“My main thought in writing this was not knowing where the other person is and how that can be the hardest part to deal with.” —Myles Goodwyn

Goodwyn was joined in filming Thursday’s production by FMP Matrix Studio’s Scott Ferguson. Members of the Eskasoni community, including the creative team that put together the “Samqwan” theatrical production, will also be featured in the video.

It is estimated that more than six in ten Aboriginal women have experienced physical or sexual assault in their lifetime, while nearly half have experienced sexual assault.

“It has been three years since the commissioners of the National Inquiry into Missing, Murdered and Indigenous Women and Girls released their findings that the violence that targets us as First Nations, Inuit and Métis sisters is genocide. said Lorraine Whitman, President. of the Native Women’s Association of Canada, in a press release.

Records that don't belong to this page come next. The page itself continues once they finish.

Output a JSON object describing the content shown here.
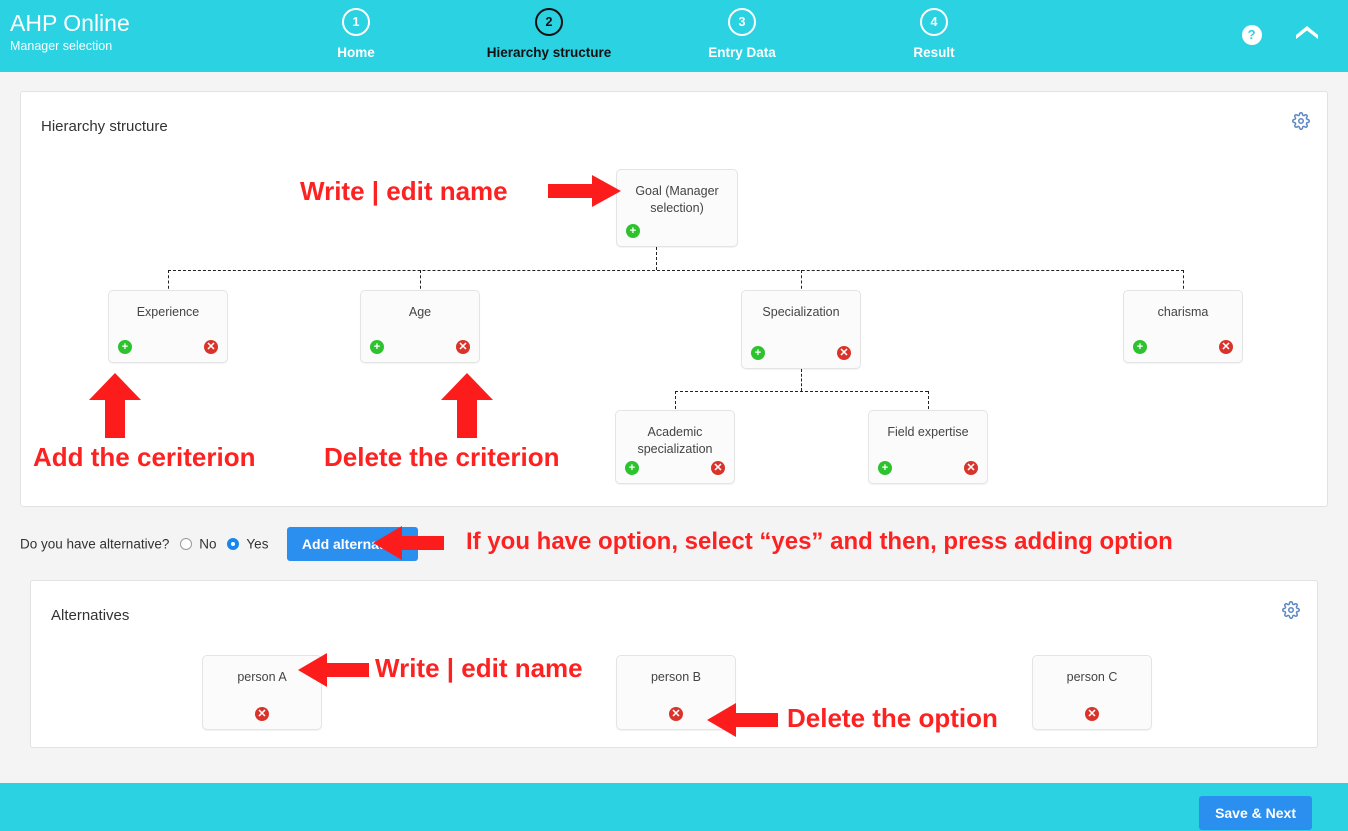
{
  "header": {
    "brand_title": "AHP Online",
    "brand_subtitle": "Manager selection",
    "steps": [
      {
        "number": "1",
        "label": "Home",
        "active": false
      },
      {
        "number": "2",
        "label": "Hierarchy structure",
        "active": true
      },
      {
        "number": "3",
        "label": "Entry Data",
        "active": false
      },
      {
        "number": "4",
        "label": "Result",
        "active": false
      }
    ],
    "help_glyph": "?",
    "icons": {
      "help": "help-icon",
      "home": "home-icon"
    },
    "background_color": "#2ad2e2"
  },
  "hierarchy": {
    "title": "Hierarchy structure",
    "goal": {
      "label": "Goal (Manager selection)"
    },
    "criteria": [
      {
        "label": "Experience"
      },
      {
        "label": "Age"
      },
      {
        "label": "Specialization"
      },
      {
        "label": "charisma"
      }
    ],
    "subcriteria": [
      {
        "label": "Academic specialization",
        "parent": "Specialization"
      },
      {
        "label": "Field expertise",
        "parent": "Specialization"
      }
    ],
    "add_glyph": "+",
    "delete_glyph": "✕"
  },
  "alternatives_control": {
    "question": "Do you have alternative?",
    "option_no": "No",
    "option_yes": "Yes",
    "selected": "Yes",
    "add_button": "Add alternative"
  },
  "alternatives": {
    "title": "Alternatives",
    "items": [
      {
        "label": "person A"
      },
      {
        "label": "person B"
      },
      {
        "label": "person C"
      }
    ]
  },
  "annotations": {
    "goal_name": "Write | edit name",
    "add_criterion": "Add the ceriterion",
    "delete_criterion": "Delete the criterion",
    "alternative_hint": "If you have option, select “yes” and then, press adding option",
    "alternative_name": "Write | edit name",
    "delete_option": "Delete the option",
    "color": "#fd2222"
  },
  "footer": {
    "save_next": "Save & Next",
    "background_color": "#2ad2e2",
    "button_color": "#2a8fef"
  }
}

Whitman said more needed to be done, such as sustainable funding and resources to address the issues Indigenous women face every day.

“This is an educational piece created to bring renewed attention to this issue and it shows the strength of our youth and our singers – our mothers, sisters, daughters and aunts will never be forgotten. They will remain in our hearts. and we will always commemorate their lives — let’s move forward with the 231 calls for justice. Let’s stop the genocide,” Whitman said.

The video is expected to be released in time for National Indigenous Peoples Day on June 21.